3. Now for the fluffies.  These guys are going in the washer.  My washer has a "hand wash" setting, so I use that, but I'm pretty sure most stuffed animals can handle the regular cycle.  Important note: if the stuffed animal has some kind of device I don't put it in the washer.  For example, Ellie has a Big Bird that sings the ABCs, he does not go in the washer.  
I wash the stuffed animals in warm water, with regular detergent (we use All Free and Clear) and then dry them on the lowest heat setting.  You can air dry them, but you might want to put them through at least a short cycle first to fluff them.

Some of the stuffed animals after being washed and dried.

4. Last, the most boring part.  Get a container of disinfecting wipes, gather up all the remaining toys and put on your favorite TV show or movie.  The next step is simple, wipe down everything.  I wipe down all of the wooden blocks, any of the stuffed animals that couldn't be washed, the outside covers of her books and all of her board books.  Be careful with the books, don't saturate them too much.  If you need to, wait a few seconds to let the disinfectant work and then dry them with a paper towel.  Just remember, the disinfectant won't work if you immediately wipe it off.  Don't forget to wipe down any large items as well: table and chairs, doll stroller, kitchen set, etc (yours might be more boy-related, but you get the idea).

 Blocks and other toys that I wiped down with Clorox wipes.
Most of these could have soaked in the bleach solution, but I ran out of bleach.

Now you just sit back and wait for everything to dry!  Or go to bed, because it might be really late...

All clean and put away! 
(These shelves only look like this when Ellie is asleep)

This is a big task, but it helps.  If your child has a ton of toys and this job just seems too daunting, here are a couple of tips:

  • Play in batches.  Consider limiting the toys your child plays with.  If they are really into a certain group of toys right now, but totally ignoring another, put those unwanted toys away for a few months.  Then when you get them back out, it'll be like Christmas morning!  (Or if you get them back out and they still don't care, donate them!  Less clutter!  Win-win!)  This way when you do clean toys, you're cleaning less and you know which ones your child regularly plays with.
  • The Plastic Bin Method When your child is sick, you should try to clean his/her toys every day, but there is no way I could clean all of Ellie's toys every night for the rest of this week.  I need sleep!   So another option is to put favorite toys in one big plastic bin and eliminate the others.  Just take them out of play.  That way at the end of the day those are the only toys you have to clean.  I realize this might be a battle, but you can be flexible.  If she really wants a toy I didn't include in the bin, she can have it, she just can't have all of them.
  • Maintain Healthy Habits This is just a general rule.  If you maintain healthy habits, and teach your toddler to do the same, it should keep some germs at bay.  Teach children early about washing their hands.  I know it's easy to just clean Ellie myself, and I still catch myself doing it when I'm in a hurry.  However, she will learn more if I take her over to the sink and show her how to wash her hands with soap and water.  In addition, while sharing is an important lesson, certain things should not be shared: cups, silverware, half-eaten snacks.
I hope these tips will help you kick those toddler germs out of the house and keep the doctors visits at a minimum!

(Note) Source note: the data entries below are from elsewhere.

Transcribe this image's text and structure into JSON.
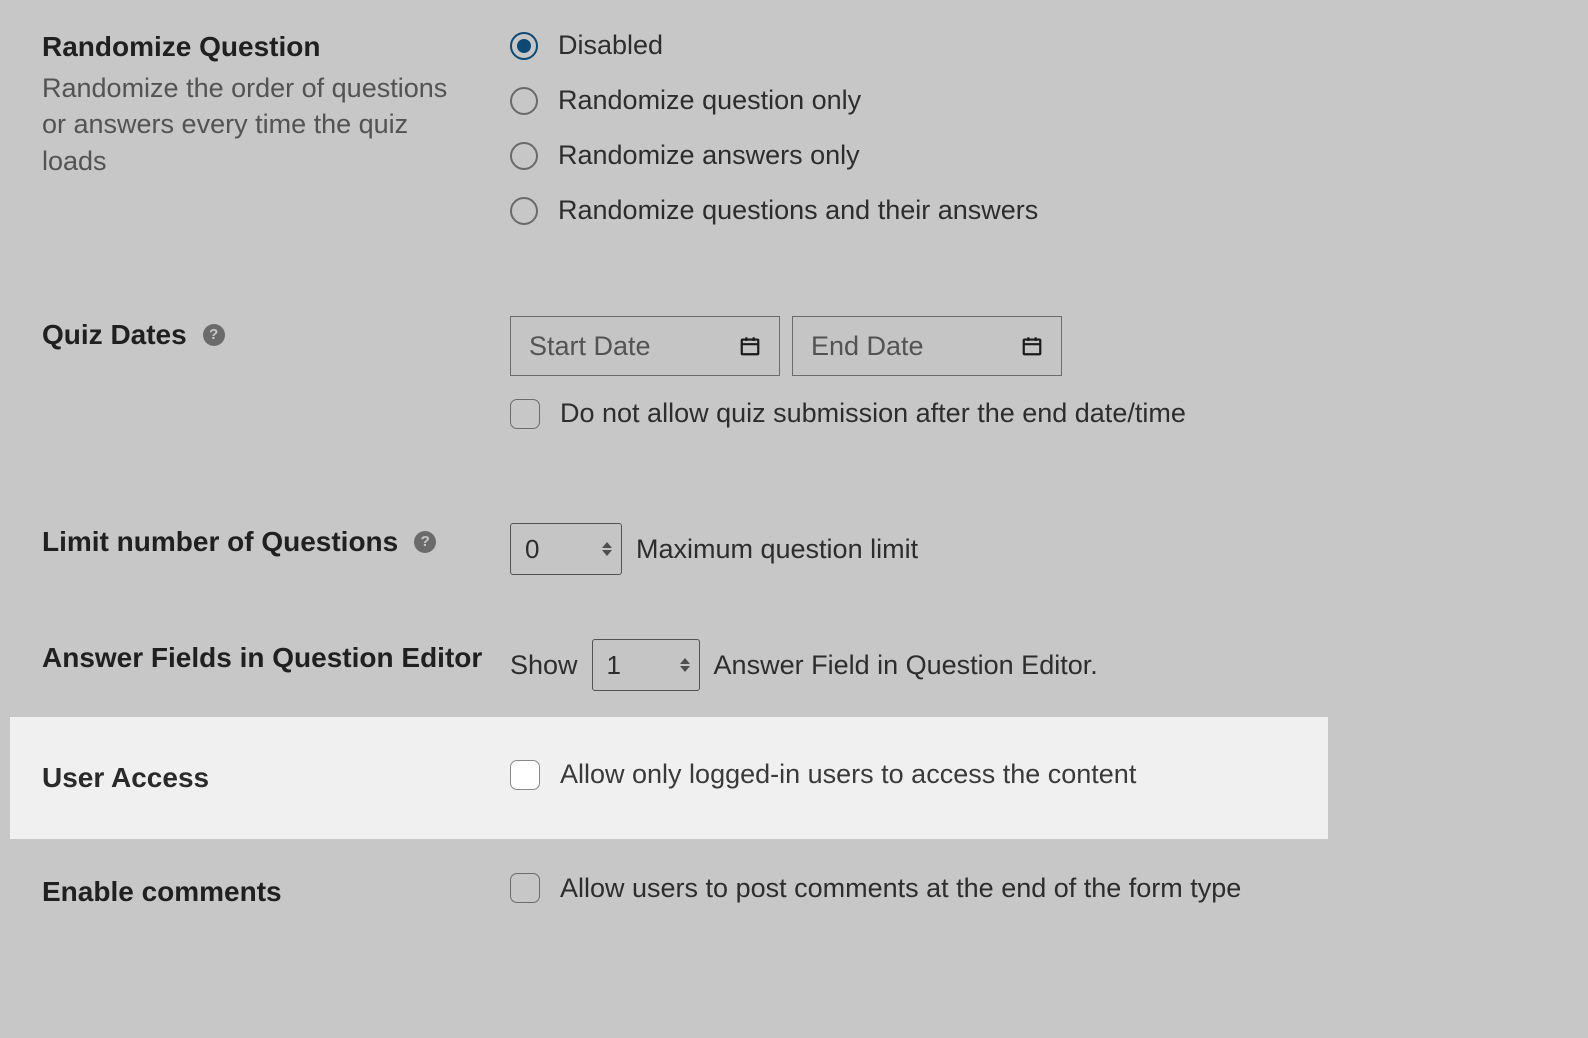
{
  "randomize": {
    "title": "Randomize Question",
    "desc": "Randomize the order of questions or answers every time the quiz loads",
    "options": [
      "Disabled",
      "Randomize question only",
      "Randomize answers only",
      "Randomize questions and their answers"
    ],
    "selected_index": 0
  },
  "quiz_dates": {
    "title": "Quiz Dates",
    "start_placeholder": "Start Date",
    "end_placeholder": "End Date",
    "no_submission_label": "Do not allow quiz submission after the end date/time",
    "no_submission_checked": false
  },
  "limit_questions": {
    "title": "Limit number of Questions",
    "value": "0",
    "suffix": "Maximum question limit"
  },
  "answer_fields": {
    "title": "Answer Fields in Question Editor",
    "prefix": "Show",
    "value": "1",
    "suffix": "Answer Field in Question Editor."
  },
  "user_access": {
    "title": "User Access",
    "label": "Allow only logged-in users to access the content",
    "checked": false
  },
  "enable_comments": {
    "title": "Enable comments",
    "label": "Allow users to post comments at the end of the form type",
    "checked": false
  },
  "icons": {
    "help_glyph": "?"
  }
}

1 comment:

Two Mama said...

Just another thought from the "Mom who did daycare". It's not recommended to use hand sanitizer on children as it can be toxic. It's much safer, and a better habit, to teach them to wash their hands regularly with soap and water.
Great summary of the disinfecting routine Lisa! You make your mom proud! =)